When you take your car into a garage for a repair, your rights depend on the instructions you give them.
If you tell them to do whatever needs to be done to fix the car, you give them the right to decide what work to do. You’ll have to pay if the work was necessary and the price is reasonable.
If you tell the garage you only want a specific piece of work (or pieces of work) done, they must follow those instructions. If the garage does work outside the scope of what you asked for, they can’t charge you for it.
When a garage provides an estimate of how much a repair will cost, they’re allowed to charge more — within reason. For example, if the repair required extra parts it might be reasonable for the garage to charge a bit more. Generally, an acceptable range is 10-20% above the estimate.
But it’s an unfair practice for a garage to provide an estimate that is materially less than the final bill (unless you agree to the higher price before the repairs are done). If a garage charges you three times their initial estimate, there is a strong argument this is an unfair practice or deceptive practice.

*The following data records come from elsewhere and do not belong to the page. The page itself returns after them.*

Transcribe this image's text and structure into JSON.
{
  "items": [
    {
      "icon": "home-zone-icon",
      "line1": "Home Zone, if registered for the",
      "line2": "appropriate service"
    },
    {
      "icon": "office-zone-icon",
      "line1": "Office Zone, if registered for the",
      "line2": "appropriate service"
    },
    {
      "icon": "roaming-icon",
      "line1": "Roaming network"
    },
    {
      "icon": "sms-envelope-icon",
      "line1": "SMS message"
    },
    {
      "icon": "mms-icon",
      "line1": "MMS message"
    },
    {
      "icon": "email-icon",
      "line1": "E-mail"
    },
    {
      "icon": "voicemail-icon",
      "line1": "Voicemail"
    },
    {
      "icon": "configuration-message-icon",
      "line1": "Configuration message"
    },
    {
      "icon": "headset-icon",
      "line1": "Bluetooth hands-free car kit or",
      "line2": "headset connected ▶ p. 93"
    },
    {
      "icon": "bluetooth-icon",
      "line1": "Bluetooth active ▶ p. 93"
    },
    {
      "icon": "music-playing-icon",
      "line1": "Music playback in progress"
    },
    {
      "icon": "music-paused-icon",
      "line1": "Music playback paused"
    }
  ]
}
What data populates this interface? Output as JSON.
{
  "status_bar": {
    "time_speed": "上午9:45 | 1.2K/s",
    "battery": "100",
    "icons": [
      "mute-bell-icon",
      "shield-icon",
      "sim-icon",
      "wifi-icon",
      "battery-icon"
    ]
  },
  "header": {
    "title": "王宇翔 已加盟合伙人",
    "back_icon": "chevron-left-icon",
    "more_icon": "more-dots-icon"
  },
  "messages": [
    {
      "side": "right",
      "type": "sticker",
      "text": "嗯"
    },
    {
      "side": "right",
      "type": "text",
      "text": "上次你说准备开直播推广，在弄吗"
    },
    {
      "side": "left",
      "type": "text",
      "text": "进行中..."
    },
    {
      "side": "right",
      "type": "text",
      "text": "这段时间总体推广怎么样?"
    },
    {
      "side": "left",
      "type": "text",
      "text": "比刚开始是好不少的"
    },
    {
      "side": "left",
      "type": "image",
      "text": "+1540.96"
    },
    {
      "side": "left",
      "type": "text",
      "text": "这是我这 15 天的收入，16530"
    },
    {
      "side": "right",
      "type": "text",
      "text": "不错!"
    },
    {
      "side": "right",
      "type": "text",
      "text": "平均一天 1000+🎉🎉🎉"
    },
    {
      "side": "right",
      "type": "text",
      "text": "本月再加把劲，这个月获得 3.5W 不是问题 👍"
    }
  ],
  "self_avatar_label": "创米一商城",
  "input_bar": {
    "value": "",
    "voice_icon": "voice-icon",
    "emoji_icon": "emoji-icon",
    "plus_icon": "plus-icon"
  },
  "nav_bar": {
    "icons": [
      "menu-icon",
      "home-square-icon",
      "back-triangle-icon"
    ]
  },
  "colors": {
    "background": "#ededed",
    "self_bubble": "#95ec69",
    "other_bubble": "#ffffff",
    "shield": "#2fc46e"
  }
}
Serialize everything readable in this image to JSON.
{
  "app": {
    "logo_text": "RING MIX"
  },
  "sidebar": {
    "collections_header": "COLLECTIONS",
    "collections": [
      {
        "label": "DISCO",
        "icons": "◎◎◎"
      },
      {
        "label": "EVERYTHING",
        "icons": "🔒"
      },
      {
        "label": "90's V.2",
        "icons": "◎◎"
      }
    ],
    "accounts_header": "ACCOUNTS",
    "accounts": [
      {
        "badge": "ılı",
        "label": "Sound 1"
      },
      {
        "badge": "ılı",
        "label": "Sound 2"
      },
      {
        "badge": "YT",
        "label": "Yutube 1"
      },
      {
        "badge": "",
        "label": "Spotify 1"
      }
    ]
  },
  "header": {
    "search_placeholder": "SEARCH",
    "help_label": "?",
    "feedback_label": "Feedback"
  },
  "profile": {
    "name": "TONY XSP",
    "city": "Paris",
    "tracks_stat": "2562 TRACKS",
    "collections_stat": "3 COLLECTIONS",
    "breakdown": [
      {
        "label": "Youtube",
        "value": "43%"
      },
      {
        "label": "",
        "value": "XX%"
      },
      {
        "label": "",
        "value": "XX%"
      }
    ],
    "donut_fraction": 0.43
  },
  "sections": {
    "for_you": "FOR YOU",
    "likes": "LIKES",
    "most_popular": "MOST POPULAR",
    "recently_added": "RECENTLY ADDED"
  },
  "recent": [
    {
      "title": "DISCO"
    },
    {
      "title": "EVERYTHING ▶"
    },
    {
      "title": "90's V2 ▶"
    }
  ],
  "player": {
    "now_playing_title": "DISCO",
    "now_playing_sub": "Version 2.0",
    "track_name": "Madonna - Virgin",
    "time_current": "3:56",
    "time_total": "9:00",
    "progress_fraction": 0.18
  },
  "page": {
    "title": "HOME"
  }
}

If you’ve been overcharged by a garage, or they’ve done work you didn’t ask for, you have options. One is to send the garage a complaint letter, so you have a record of the problem and your correspondence with them. Your letter should include:
- a description of what was agreed to when you brought the car in for repairs
- details of the problem
- what you’ve done to try to resolve the problem
- what you want the garage to do to resolve the problem
Another option is to contact a consumer protection agency. Ask the garage if they’re a member of the Better Business Bureau. If they are, you can contact the Bureau’s office in your area to file a complaint.
We have a template letter to complain about excessive garage charges. You can modify the letter template to suit your situation.